▶ _Try it_:
In the entries below, find each line with the string "name" and copy it.
··········
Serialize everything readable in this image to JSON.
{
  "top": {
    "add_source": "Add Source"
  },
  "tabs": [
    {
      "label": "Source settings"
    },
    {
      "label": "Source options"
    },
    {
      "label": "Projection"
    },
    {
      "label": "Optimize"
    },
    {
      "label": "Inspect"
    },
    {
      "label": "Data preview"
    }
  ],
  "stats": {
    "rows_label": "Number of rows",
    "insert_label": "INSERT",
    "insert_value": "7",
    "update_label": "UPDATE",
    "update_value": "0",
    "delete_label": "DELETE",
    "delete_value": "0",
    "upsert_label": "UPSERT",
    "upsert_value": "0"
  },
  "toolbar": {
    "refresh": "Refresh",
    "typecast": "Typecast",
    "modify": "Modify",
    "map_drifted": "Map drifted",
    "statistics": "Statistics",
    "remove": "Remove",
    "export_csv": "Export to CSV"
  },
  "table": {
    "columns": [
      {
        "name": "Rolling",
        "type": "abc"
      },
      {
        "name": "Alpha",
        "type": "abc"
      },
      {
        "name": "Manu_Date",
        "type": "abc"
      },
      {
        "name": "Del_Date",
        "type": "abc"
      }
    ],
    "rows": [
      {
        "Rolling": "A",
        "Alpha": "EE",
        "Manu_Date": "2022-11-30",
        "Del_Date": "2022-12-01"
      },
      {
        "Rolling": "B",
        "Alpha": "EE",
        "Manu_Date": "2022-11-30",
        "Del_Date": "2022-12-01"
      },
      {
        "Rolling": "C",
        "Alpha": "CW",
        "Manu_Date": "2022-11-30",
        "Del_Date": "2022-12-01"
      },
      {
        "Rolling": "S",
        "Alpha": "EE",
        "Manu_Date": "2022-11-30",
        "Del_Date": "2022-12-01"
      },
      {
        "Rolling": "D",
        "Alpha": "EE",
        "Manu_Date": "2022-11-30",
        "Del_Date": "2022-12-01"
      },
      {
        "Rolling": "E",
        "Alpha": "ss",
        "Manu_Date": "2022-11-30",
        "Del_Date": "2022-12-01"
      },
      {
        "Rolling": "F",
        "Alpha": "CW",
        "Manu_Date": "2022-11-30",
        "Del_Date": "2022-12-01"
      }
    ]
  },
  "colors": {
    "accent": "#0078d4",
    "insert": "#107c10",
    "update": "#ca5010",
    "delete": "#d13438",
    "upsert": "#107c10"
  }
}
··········
▶ _Response_:
        "name": "Rolling",
        "name": "Alpha",
        "name": "Manu_Date",
        "name": "Del_Date",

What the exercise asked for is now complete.